Monday, May 02, 2011

Eva Cassidy, Clare Bowditch, and the Fields of Melbourne

Beloved came home from the Eva tribute breathless with excitement, almost teary with emotion and told me firmly I was to go see the final show Sunday afternoon. She would mind the kids and it would be done. I simply could not miss it.

Eva Cassidy has perhaps the most beautiful voice I've heard. Her story is told elsewhere, but it is short and tragic, and reflects not only the essential unfairness of life but also the cold, anti-creative machine that is the music industry. I discovered her posthumously, like almost everyone, at the tail end of my time in London.

I am a closet singer. Correct that, there is nothing closet about it, I've had lessons and sang a song I had written at my wedding. But closet in the sense that if I had half Eva's (or Clare's) voice I would be weaving tales of woe through the venues of northern Melbourne on a regular basis.

My version of crooning was wrapped up in my early romantic haze with Beloved. The first night we got it together, I asked if I could get her something, she joked 'sing me a lullaby', and I picked up the guitar in the dark and warbled out 'Van Deimen's Land'. She wrote home about that effort! The night before she was to leave, on a separate journey to our chosen home in Melbourne, we huddled together and rocked on the step of the bathroom, and it was 'Waltzing Matilda' (the sad, reflective version not the rugby cheer squad version!).

As she left she handed me a present, Songbird, and told me that when we met she expected me to have learned, and to sing to her, Eva's version of Fields of Gold. And I did. And we are married with Bear and Mitts. So there is back story...

I couldn't help tearing up in that song, beautifully rendered. Clare did a wonderful job.

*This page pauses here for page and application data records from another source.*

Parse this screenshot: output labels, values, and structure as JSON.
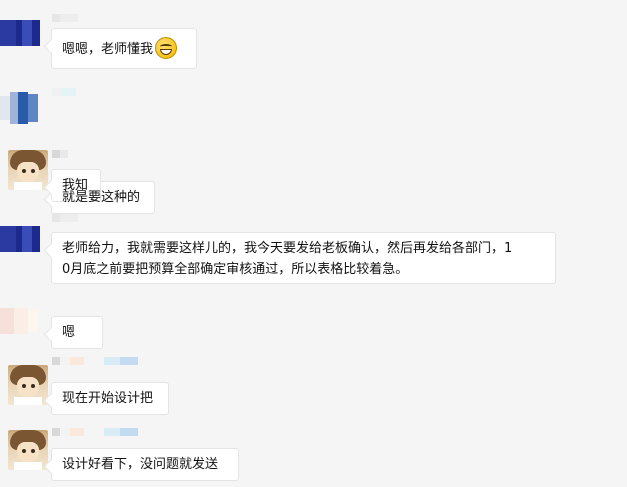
{
  "messages": [
    {
      "id": "m1",
      "text": "嗯嗯，老师懂我",
      "emoji": "grinning-face"
    },
    {
      "id": "m2",
      "text": "就是要这种的"
    },
    {
      "id": "m3",
      "text": "我知"
    },
    {
      "id": "m4",
      "line1": "老师给力，我就需要这样儿的，我今天要发给老板确认，然后再发给各部门，1",
      "line2": "0月底之前要把预算全部确定审核通过，所以表格比较着急。"
    },
    {
      "id": "m5",
      "text": "嗯"
    },
    {
      "id": "m6",
      "text": "现在开始设计把"
    },
    {
      "id": "m7",
      "text": "设计好看下，没问题就发送"
    }
  ],
  "colors": {
    "background": "#f5f5f5",
    "bubble": "#ffffff",
    "bubble_border": "#e4e4e4",
    "text": "#111111"
  }
}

The show intersperses songs with anecdotes about Eva, and some from Clare's life that are a bit like the one above, symbolic encounters that give subjective response to the narrative. The musicians were exceptional- you could hate the songs and Clare's voice (well you would be a robot, but anyway...) and still enjoy seeing several incredible musicians. This was perhaps the only time I can remember when I had an emotional - in the soulful, balladic sense- response to drumming!

When I bought Clare's album afterwards, and asked her to dedicate it to Bear and Mitts, she added 'Top Dad'. I was rather chuffed. I decided to spare her the story about how she got the last 2 car seats in Darebin right in front of Bear in the queue.

I came home and picked up the guitar. I was still singing in the car this morning. Dreams and all that. Although the conclusion I reached is that with musicianship like that around I would do better to put my creative energies into bonsai.